Harmony A. Reppond, Ph.D., is an Assistant Professor of Psychology and affiliate faculty of Women’s and Gender Studies at the University of Michigan, Dearborn. She earned her M.A. in Experimental Psychology from San Jose State University and her Ph.D. in Psychology and Feminist Studies from the University of California, Santa Cruz. Her research focuses on the social psychology of social class and the consequences of economic inequality, specifically poverty and homelessness. Her scholarship is informed by a full-cycle model of integrating theory, research, and practice, as well as social psychological approaches to intersecting forms of power and discrimination in interpersonal and institutional contexts. As an applied social psychologist, the overarching goal of her research is to inform public policy and social and economic justice initiatives.

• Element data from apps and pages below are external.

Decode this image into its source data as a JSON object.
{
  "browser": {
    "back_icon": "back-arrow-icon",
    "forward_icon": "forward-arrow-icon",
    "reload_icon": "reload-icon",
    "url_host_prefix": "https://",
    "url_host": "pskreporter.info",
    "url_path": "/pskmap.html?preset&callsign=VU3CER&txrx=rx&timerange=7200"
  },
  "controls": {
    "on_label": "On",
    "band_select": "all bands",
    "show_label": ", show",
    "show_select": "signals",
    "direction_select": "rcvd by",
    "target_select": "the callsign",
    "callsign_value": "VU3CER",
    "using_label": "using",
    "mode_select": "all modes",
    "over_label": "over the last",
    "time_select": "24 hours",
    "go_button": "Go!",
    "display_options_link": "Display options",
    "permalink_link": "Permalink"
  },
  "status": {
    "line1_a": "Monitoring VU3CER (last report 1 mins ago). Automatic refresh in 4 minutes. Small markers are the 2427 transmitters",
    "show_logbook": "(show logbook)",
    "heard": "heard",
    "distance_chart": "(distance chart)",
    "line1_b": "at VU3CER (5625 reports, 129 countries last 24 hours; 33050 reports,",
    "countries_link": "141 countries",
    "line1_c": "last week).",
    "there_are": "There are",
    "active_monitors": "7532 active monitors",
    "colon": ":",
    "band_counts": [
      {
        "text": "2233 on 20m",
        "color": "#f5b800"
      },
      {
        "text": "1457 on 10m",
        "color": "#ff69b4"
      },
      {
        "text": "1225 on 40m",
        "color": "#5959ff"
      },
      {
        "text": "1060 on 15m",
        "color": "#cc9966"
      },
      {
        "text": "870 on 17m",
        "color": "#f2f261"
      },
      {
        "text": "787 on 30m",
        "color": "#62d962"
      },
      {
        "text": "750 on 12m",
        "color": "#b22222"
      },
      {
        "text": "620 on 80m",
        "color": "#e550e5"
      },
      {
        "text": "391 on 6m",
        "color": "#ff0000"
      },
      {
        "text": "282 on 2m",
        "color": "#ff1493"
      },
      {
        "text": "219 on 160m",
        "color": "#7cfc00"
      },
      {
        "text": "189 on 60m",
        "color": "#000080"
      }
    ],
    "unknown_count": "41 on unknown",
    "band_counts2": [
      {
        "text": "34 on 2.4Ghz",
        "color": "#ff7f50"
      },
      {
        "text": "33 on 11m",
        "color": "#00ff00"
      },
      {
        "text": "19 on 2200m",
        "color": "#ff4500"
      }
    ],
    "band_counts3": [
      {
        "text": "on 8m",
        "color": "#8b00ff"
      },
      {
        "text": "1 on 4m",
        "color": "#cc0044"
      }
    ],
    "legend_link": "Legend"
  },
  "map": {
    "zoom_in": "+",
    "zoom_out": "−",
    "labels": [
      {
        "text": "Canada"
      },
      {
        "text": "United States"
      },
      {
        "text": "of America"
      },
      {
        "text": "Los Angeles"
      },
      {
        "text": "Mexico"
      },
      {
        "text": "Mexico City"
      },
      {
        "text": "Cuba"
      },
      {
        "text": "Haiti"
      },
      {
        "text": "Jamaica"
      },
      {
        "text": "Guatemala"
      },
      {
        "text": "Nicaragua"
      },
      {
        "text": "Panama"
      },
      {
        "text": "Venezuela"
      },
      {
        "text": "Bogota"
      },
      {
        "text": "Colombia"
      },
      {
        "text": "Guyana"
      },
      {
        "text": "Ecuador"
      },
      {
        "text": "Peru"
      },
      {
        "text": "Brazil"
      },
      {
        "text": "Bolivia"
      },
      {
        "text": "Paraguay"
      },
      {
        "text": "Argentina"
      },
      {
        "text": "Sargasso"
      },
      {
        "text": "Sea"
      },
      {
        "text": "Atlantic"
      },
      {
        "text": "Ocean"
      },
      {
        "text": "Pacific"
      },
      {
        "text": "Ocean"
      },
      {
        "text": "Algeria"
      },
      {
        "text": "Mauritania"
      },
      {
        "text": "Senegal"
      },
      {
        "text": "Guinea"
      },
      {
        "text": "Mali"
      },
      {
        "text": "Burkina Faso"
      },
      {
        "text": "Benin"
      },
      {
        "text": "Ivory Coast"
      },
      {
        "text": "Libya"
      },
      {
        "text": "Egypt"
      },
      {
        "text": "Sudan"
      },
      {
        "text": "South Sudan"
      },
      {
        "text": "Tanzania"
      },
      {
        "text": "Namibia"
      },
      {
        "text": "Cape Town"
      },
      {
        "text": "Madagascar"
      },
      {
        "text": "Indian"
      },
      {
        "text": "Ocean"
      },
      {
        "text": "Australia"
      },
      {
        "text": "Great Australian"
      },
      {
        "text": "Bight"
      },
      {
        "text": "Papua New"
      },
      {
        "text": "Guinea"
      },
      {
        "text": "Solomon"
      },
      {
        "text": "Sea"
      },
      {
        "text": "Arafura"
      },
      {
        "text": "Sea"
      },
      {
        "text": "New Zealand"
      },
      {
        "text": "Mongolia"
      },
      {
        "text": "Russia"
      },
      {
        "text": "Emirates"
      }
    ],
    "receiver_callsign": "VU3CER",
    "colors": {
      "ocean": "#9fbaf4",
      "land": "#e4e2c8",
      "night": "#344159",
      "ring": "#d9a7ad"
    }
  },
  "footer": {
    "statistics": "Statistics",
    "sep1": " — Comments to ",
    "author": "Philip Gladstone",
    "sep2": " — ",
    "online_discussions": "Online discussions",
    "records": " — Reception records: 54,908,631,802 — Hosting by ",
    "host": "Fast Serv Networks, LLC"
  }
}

Using an ecological model to study social class inequity as nested within social systems, Dr. Reppond’s research examines the role of political and media framing in reflecting and reinforcing dominant causal explanations for economic inequality; how beliefs about poverty and homelessness influence support for social policies; and the impact of programs and social policies on low-income and homeless women’s lives and well-being. In partnership with a network of community organizations that work with low-income families, Dr. Reppond’s most recent work focuses on mothers’ experiences with their children in family homeless shelters with the aim of strengthening family support policies that address unstable housing and economic conditions. Semi-structured interviews were conducted with formerly homeless mothers to better understand women’s experiences of being unhoused and the economic and housing policies they believed would most help their own and other similarly situated families. Recommendations such as more shelters and increased funding, increasing low-income housing availability and business models for developing mixed-income housing units, and living wages indicate the need for macro-level policy shifts in addressing the economic vulnerabilities faced by low-income mothers and children. In addition to understanding low-income and unhoused women’s experiences in social service contexts, Dr. Reppond is also interested in assessing the goals and outcomes of poverty alleviation programs and policies. Grounded in a collaborative community partnership, she is part of an evaluation team that is designing and conducting an assessment of a multi-agency campaign to provide housing and supportive services to medically vulnerable individuals and families experiencing chronic homelessness. This evaluation draws on qualitative and quantitative data to examine the impact of a housing first program at multiple levels: administrative processes and service delivery, potential cost savings, stakeholder assessments of efficacy, and resident well-being.
Bullock, H. E., & Reppond, H. A. (forthcoming 2016). Economic inequality and the gendered politics of redistribution. To appear in M. Schneider & A. Bos (Eds.), Routledge Studies in Political Psychology. New York, NY: Taylor & Francis Group. Bullock, H. E., & Reppond, H. A. (forthcoming 2016). Of “takers” and “makers:” A social psychological analysis of class and classism. In P. L. Hammack (Ed.), Oxford Handbook of Social Psychology and Social Justice. New York, NY: Oxford University Press.